But for those whose minds are open to the truth of the God who made us, there is the third rung of Keller’s ladder, the one that takes us beyond plausibility, beyond probability, and on to certainty. This only comes with personal faith.
We have all read and heard the ubiquitous sermon illustrations about faith. The chair we must sit in, the jet we must board, the branch we must cling to else we fall over the cliff… all pictures of faith in action, and all true; each one teaching us to “…taste and see that the LORD is good: blessed is the man that trusteth in him.” (Psalm 34:8)
Acknowledging God’s existence is not the goal here. John 4:23 declares that God is seeking worshipers, not merely those who assent to his existence. And that is a partial explanation for atheism and agnosticism — it is an attempt to throw out God in order not to be under His authority, regardless of the evidence for His existence. New York University Professor Thomas Nagel wrote in 1997, “I want atheism to be true and am made uneasy by the fact that some of the most intelligent and well-informed people I know are religious believers.… It isn’t just that I don’t believe in God and, naturally, hope that I’m right in my belief. It’s that I hope there is no God! I don’t want there to be a God; I don’t want a universe like that.” (The Last Word, p. 130)

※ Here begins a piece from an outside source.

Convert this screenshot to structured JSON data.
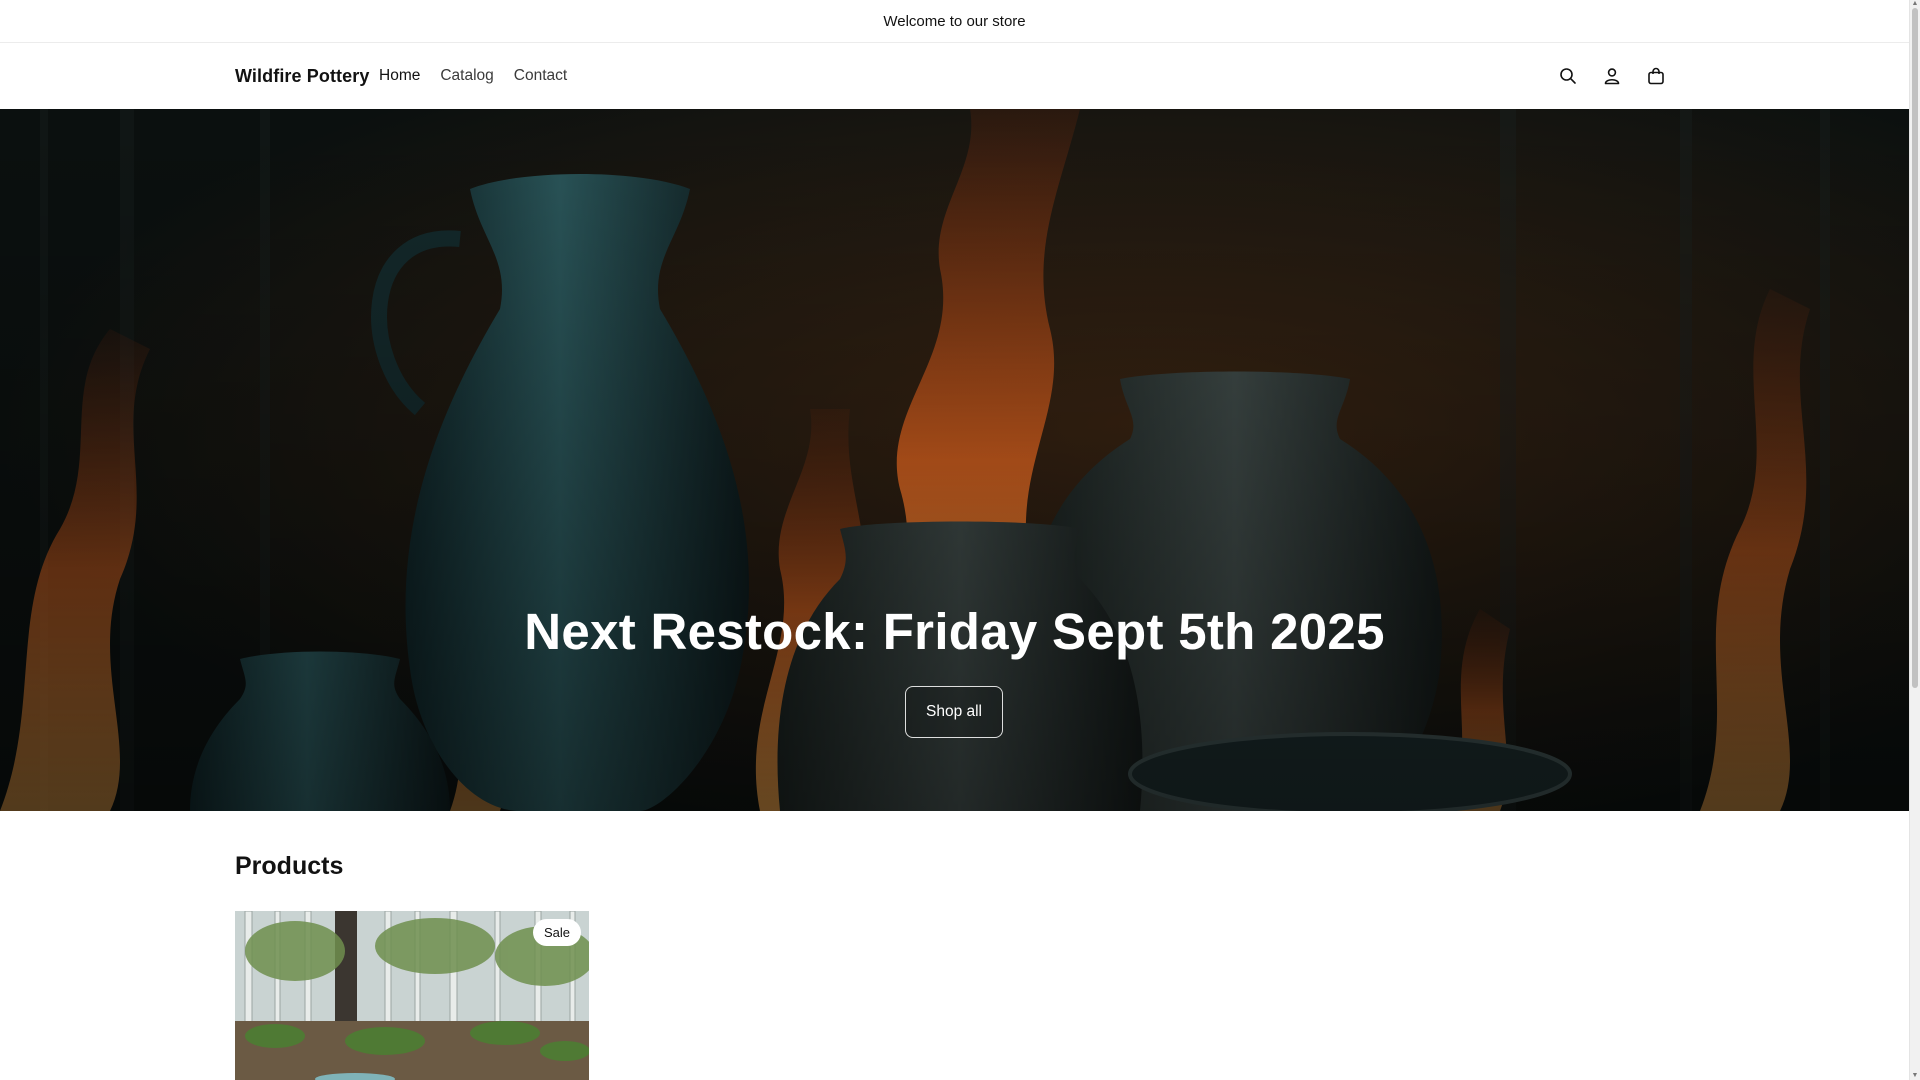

There it is. It comes down to a faith position on both sides, but which is the more plausible? You can believe in God, with good reason.